That’s so interesting! Did Harley adapt to that and make bikes that were more suitable for women?
We have a few models that have seats that are a bit lower but they’re not made for women as such. All bikes are made for both genders. Some women don’t think they can’t handle a big bike but once they start riding them, they realise they can.
Did you find it challenging to be accepted into such a male-dominated business?
I’ve always faced this – even when I was in banking. I think some clients were unsure but I wouldn’t say they didn’t like it. They were just unsure, but once they realised I was up to the job that uncertainty disappeared.
I’m also really close to my team – I don’t behave like I’m superior. Especially when I started as I had to ask them for help. For example, I moved my desk from the top floor to the sales floor, in the middle of where my team is. I basically don’t have my own office anymore, but it’s much better like that as I’m not separated from the team or the customers.
You mentioned your work in the banking industry, you worked as a trader through the financial crisis which must have been stressful. What were the biggest lessons you took from that experience?
Well in that industry you deal with crisis situations a lot, so you have to learn from them. I see it as a time to rebuild yourself and to think outside the box – much like we all have during the pandemic. I’ve had to shrink my team, which was really hard, and it also meant that everyone that now works on the team has to do multiple things. It’s about being adaptable – you have to be able to recreate yourself.
You met Anna (Hedoine’s Co-Founder) when you were exchange students in your teens – tell us a bit about that.
Yes, that was already 20 years ago! It was amazing. We met in El Paso as exchange students and we went to the same high school where we had a great time. We’ve kept in touch ever since!
Anna mentioned you were always very sporty.
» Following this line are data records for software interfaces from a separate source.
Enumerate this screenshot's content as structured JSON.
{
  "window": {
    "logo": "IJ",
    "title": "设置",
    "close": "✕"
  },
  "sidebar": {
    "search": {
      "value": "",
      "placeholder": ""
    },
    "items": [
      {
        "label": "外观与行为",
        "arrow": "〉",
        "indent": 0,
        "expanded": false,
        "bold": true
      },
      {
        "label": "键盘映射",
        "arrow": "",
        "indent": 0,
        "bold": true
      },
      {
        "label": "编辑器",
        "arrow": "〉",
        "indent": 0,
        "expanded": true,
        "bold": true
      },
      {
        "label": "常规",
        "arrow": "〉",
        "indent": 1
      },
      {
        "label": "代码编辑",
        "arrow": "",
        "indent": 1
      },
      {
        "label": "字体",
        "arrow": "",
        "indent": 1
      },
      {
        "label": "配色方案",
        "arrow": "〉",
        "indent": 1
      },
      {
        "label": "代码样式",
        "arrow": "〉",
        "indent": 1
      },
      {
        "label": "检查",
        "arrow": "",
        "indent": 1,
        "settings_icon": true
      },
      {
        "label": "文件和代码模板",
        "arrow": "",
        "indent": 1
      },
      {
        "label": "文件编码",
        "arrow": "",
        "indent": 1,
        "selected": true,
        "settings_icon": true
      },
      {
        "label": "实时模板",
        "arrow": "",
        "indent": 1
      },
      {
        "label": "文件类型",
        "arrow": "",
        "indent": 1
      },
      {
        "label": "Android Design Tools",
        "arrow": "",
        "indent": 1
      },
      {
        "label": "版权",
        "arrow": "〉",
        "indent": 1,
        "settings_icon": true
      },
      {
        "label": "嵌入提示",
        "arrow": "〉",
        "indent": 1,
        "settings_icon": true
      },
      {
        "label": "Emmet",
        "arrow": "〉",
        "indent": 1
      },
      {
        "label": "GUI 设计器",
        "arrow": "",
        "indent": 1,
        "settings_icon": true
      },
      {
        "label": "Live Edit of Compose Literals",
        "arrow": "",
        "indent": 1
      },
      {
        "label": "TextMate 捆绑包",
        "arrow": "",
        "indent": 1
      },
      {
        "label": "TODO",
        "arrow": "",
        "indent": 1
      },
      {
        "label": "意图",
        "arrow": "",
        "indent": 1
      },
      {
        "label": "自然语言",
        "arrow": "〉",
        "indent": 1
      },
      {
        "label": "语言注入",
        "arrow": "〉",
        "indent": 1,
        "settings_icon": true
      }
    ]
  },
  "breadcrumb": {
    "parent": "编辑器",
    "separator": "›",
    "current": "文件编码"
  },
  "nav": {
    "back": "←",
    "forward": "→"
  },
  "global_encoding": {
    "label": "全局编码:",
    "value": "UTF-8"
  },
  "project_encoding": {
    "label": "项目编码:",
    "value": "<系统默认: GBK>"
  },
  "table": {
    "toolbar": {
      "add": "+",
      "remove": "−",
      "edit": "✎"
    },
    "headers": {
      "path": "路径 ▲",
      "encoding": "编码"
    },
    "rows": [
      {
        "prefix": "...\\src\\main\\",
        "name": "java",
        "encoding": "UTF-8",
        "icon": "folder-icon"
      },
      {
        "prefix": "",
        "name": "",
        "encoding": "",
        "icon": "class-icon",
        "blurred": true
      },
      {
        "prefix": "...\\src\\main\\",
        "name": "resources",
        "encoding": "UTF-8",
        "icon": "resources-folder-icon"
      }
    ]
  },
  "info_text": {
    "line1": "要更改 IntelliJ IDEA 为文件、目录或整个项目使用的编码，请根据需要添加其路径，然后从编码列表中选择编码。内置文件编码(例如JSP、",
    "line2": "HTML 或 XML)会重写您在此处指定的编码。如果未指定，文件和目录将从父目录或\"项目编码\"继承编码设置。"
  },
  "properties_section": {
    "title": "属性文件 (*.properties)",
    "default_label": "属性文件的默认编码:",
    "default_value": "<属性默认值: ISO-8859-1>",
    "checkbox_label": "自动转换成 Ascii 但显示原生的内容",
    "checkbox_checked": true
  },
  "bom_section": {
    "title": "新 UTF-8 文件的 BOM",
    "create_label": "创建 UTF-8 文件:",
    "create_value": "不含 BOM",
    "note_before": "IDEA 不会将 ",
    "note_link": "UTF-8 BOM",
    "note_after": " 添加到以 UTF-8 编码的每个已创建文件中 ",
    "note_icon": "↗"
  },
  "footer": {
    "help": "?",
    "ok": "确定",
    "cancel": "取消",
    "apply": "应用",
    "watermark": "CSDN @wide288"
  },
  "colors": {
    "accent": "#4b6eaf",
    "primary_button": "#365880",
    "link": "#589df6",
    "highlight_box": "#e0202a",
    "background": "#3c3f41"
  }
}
Tell us a bit about your lifestyle.
I was a professional ballet dancer so I got into the dance team as an exchange student and we performed in lots of places. Also, I used to run like crazy – 10km or so a day – but now my body doesn’t respond well to it anymore so I do different things but I do work out every day as it really helps me to unwind.
I usually get up at 5am, meditate for 30 minutes each morning, then do an hour of yoga and then I work out together with my boyfriend. I do this sequence every day without fail – Monday to Friday – and it’s as much for my mind as my body. It’s for my mental health as it makes me feel a lot calmer and able to approach the day ahead.
Do you think that’s a big part of your success?
Yes I do. Also discipline – you have to have discipline. I think that’s key to being successful.
You have a very special companion who has her very own Instagram account – a Pomeranian named Nena. How did you two meet/what made you choose her?
I do! Nena is ten years old and she’s my partner for life (laughs). She comes to work with me every day – she’s such a good dog and so calm. She also comes on my bike with me. I have a Harley Davidson bag that goes on the back seat but I had it reconfigured so she can sit inside it and she goes everywhere with me – I don’t go anywhere that doesn’t welcome animals.
I trust myself and I tell people to do the same. You know your own power, and you have to be the person to believe in you.
What do you think makes you a real Hedoine?
I think it’s about trusting yourself. I trust myself and I tell people to do the same. You have to be confident – don’t listen to other people. You know your own power, and you have to be the person to believe in you. I think it’s that attitude and having that confidence that makes me a Hedoine.
You can keep up with Marcela on LinkedIn here and Nena on Instagram here. While you’re here, share this article with someone who you think it might inspire or sign up to our newsletter to be the first to know when the next Real Hedoine lands on the blog.